Cross-national research on secondary education

This webpage is part of a project titled, Improving access and retention in secondary education in PSIPSE countries: What can we learn from existing large-scale resources?

This project was funded by the MacArthur Foundation and the Partnership to Strengthen Innovation and Practice in Secondary Education donor collaborative.

We use the Demographic and Health Survey data for this analysis of secondary education in India, Kenya, Nigeria, Tanzania, and Uganda.

Through this work we investigated the profiles of those who do and don’t attend secondary education and discuss their personal, home, and community attributes. We also examine how the attainment of secondary education is associated with a series of adulthood outcomes such as sense of agency, awareness of health conditions, labor market participation.

We provide here an overview of some of the key observations and findings emerging from this work.

The analysis presented here is not causal. We present associations between variables. The consistent patterns and an overall understanding of the context may hint at the underlying causal mechanisms but the work as it stands is not adequate to support any firm cause-and-effect assertion.

We welcome your comments and feedback on this work.

Project media  

Here are examples of visual media produced for this project.

India Infographic posters

Kenya Infographic posters

Nigeria Infographic posters

Tanzania Infographic posters

Uganda Infographic posters


Factors Associated with Secondary Education in India, Kenya, Nigeria, Tanzania and Uganda

Secondary Education and Select Adulthood Outcomes in India, Kenya, Nigeria, Tanzania and Uganda

Project team and acknowledgements  

Project team consisted of Dr. Amita Chudgar, Pablo Bezem, Young Ran Kim, Alyssa Morley, and Jutaro Sakamoto at Michigan State University’s Education Policy Program.

We are grateful to the administrative staff at Michigan State University for supporting the various logistical needs of this project.

We would like to acknowledge graduate students Ting Shen, Muzna Alvi and Pauline Wambua at Michigan State University for their contributions to specific aspects of this work.

We benefitted from a series of conversations with an expert group of scholars including,  Dr. Suman Bhattacharjea, Dr. Monica Grant, Dr. Nancy Kendall, Dr. Shirley Miske, Dr. Moses Ngware, Dr. Thomas Pullum and Dr. Vimala Ramachandran.

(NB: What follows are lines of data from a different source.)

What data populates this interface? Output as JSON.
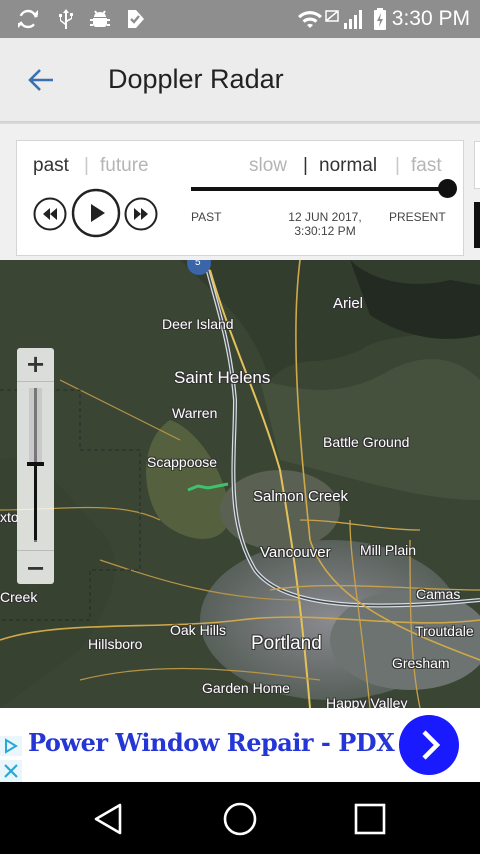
{
  "status_bar": {
    "time": "3:30 PM",
    "left_icons": [
      "sync-icon",
      "usb-icon",
      "android-debug-icon",
      "task-check-icon"
    ],
    "right_icons": [
      "wifi-icon",
      "no-sim-icon",
      "signal-icon",
      "battery-charging-icon"
    ]
  },
  "app_bar": {
    "title": "Doppler Radar",
    "back_icon": "arrow-back-icon"
  },
  "controls": {
    "mode_past": "past",
    "mode_separator": "|",
    "mode_future": "future",
    "speed_slow": "slow",
    "speed_sep1": "|",
    "speed_normal": "normal",
    "speed_sep2": "|",
    "speed_fast": "fast",
    "active_mode": "past",
    "active_speed": "normal",
    "buttons": [
      "rewind-icon",
      "play-icon",
      "fast-forward-icon"
    ],
    "timeline_progress": 1.0,
    "timeline_left": "PAST",
    "timeline_center_date": "12 JUN 2017,",
    "timeline_center_time": "3:30:12 PM",
    "timeline_right": "PRESENT"
  },
  "map": {
    "zoom_in": "+",
    "zoom_out": "−",
    "places": {
      "ariel": "Ariel",
      "deer_island": "Deer Island",
      "saint_helens": "Saint Helens",
      "warren": "Warren",
      "battle_ground": "Battle Ground",
      "scappoose": "Scappoose",
      "salmon_creek": "Salmon Creek",
      "vancouver": "Vancouver",
      "mill_plain": "Mill Plain",
      "camas": "Camas",
      "creek": "Creek",
      "oak_hills": "Oak Hills",
      "hillsboro": "Hillsboro",
      "portland": "Portland",
      "troutdale": "Troutdale",
      "gresham": "Gresham",
      "garden_home": "Garden Home",
      "happy_valley": "Happy Valley",
      "xto": "xto"
    },
    "route_shield": "5"
  },
  "ad": {
    "title": "Power Window Repair - PDX",
    "cta_icon": "chevron-right-icon",
    "adchoices_icon": "adchoices-icon",
    "close_icon": "close-icon"
  },
  "nav_bar": {
    "back": "nav-back-icon",
    "home": "nav-home-icon",
    "recents": "nav-recents-icon"
  },
  "colors": {
    "status_bar": "#8e8e8e",
    "app_bar": "#ececec",
    "accent": "#3a6fb0",
    "ad_title": "#2436d6",
    "ad_cta": "#1a1aff"
  }
}
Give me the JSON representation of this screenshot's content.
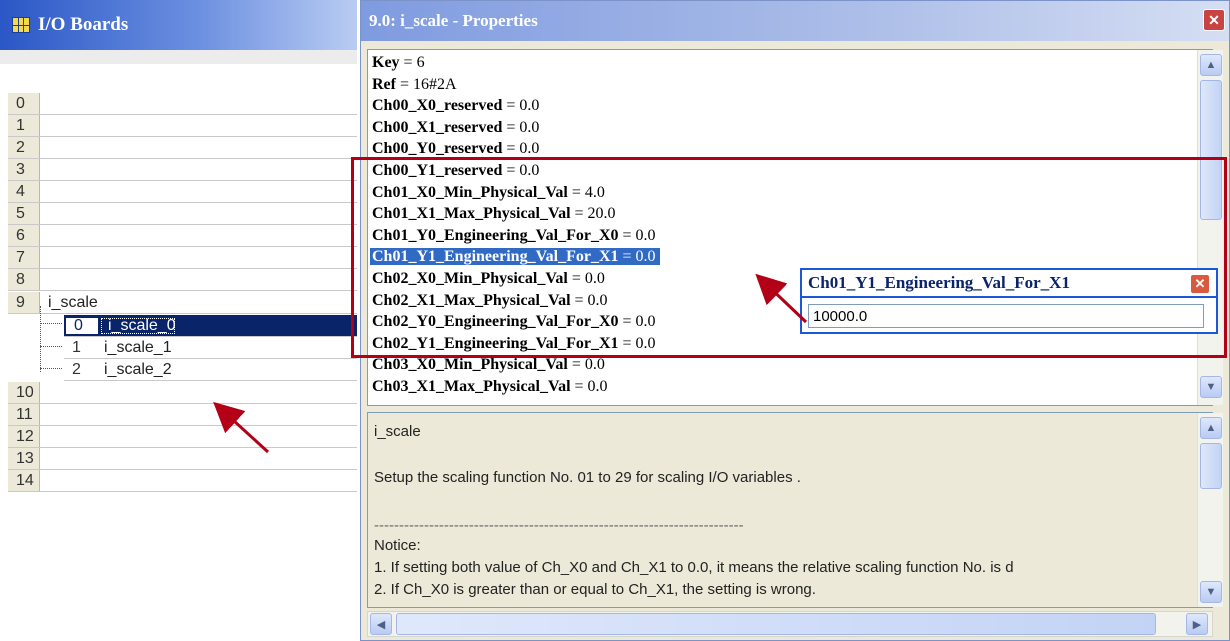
{
  "left_panel": {
    "title": "I/O Boards",
    "rows": [
      {
        "num": "0",
        "label": ""
      },
      {
        "num": "1",
        "label": ""
      },
      {
        "num": "2",
        "label": ""
      },
      {
        "num": "3",
        "label": ""
      },
      {
        "num": "4",
        "label": ""
      },
      {
        "num": "5",
        "label": ""
      },
      {
        "num": "6",
        "label": ""
      },
      {
        "num": "7",
        "label": ""
      },
      {
        "num": "8",
        "label": ""
      },
      {
        "num": "9",
        "label": "i_scale"
      },
      {
        "num": "0",
        "label": "i_scale_0"
      },
      {
        "num": "1",
        "label": "i_scale_1"
      },
      {
        "num": "2",
        "label": "i_scale_2"
      },
      {
        "num": "10",
        "label": ""
      },
      {
        "num": "11",
        "label": ""
      },
      {
        "num": "12",
        "label": ""
      },
      {
        "num": "13",
        "label": ""
      },
      {
        "num": "14",
        "label": ""
      }
    ]
  },
  "properties": {
    "title": "9.0: i_scale - Properties",
    "close_glyph": "✕",
    "rows": [
      {
        "key": "Key",
        "value": " = 6"
      },
      {
        "key": "Ref",
        "value": " = 16#2A"
      },
      {
        "key": "Ch00_X0_reserved",
        "value": " = 0.0"
      },
      {
        "key": "Ch00_X1_reserved",
        "value": " = 0.0"
      },
      {
        "key": "Ch00_Y0_reserved",
        "value": " = 0.0"
      },
      {
        "key": "Ch00_Y1_reserved",
        "value": " = 0.0"
      },
      {
        "key": "Ch01_X0_Min_Physical_Val",
        "value": " = 4.0"
      },
      {
        "key": "Ch01_X1_Max_Physical_Val",
        "value": " = 20.0"
      },
      {
        "key": "Ch01_Y0_Engineering_Val_For_X0",
        "value": " = 0.0"
      },
      {
        "key": "Ch01_Y1_Engineering_Val_For_X1",
        "value": " = 0.0"
      },
      {
        "key": "Ch02_X0_Min_Physical_Val",
        "value": " = 0.0"
      },
      {
        "key": "Ch02_X1_Max_Physical_Val",
        "value": " = 0.0"
      },
      {
        "key": "Ch02_Y0_Engineering_Val_For_X0",
        "value": " = 0.0"
      },
      {
        "key": "Ch02_Y1_Engineering_Val_For_X1",
        "value": " = 0.0"
      },
      {
        "key": "Ch03_X0_Min_Physical_Val",
        "value": " = 0.0"
      },
      {
        "key": "Ch03_X1_Max_Physical_Val",
        "value": " = 0.0"
      }
    ],
    "selected_row_index": 9
  },
  "description": {
    "heading": "i_scale",
    "summary": "Setup the scaling function No. 01 to 29 for scaling I/O variables .",
    "separator": "--------------------------------------------------------------------------",
    "notice_label": "Notice:",
    "notice_1": "1. If setting both value of Ch_X0 and Ch_X1 to 0.0, it means the relative scaling function No. is d",
    "notice_2": "2. If Ch_X0 is greater than or equal to Ch_X1, the setting is wrong."
  },
  "edit_popup": {
    "title": "Ch01_Y1_Engineering_Val_For_X1",
    "value": "10000.0",
    "close_glyph": "✕"
  },
  "colors": {
    "annotation_red": "#b30016",
    "selection_blue": "#316ac5",
    "tree_selection": "#0a246a"
  }
}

We are grateful to Dr. Kristen Molyneaux and her colleagues at the MacArthur Foundation and Dr. Clemencia Cosentino and her colleagues at Mathematica for their helpful inputs.

We thank the panel participants at CIES 2016, where we presented some of the early work on this project, for their input.

We alone are responsible for any errors in this work.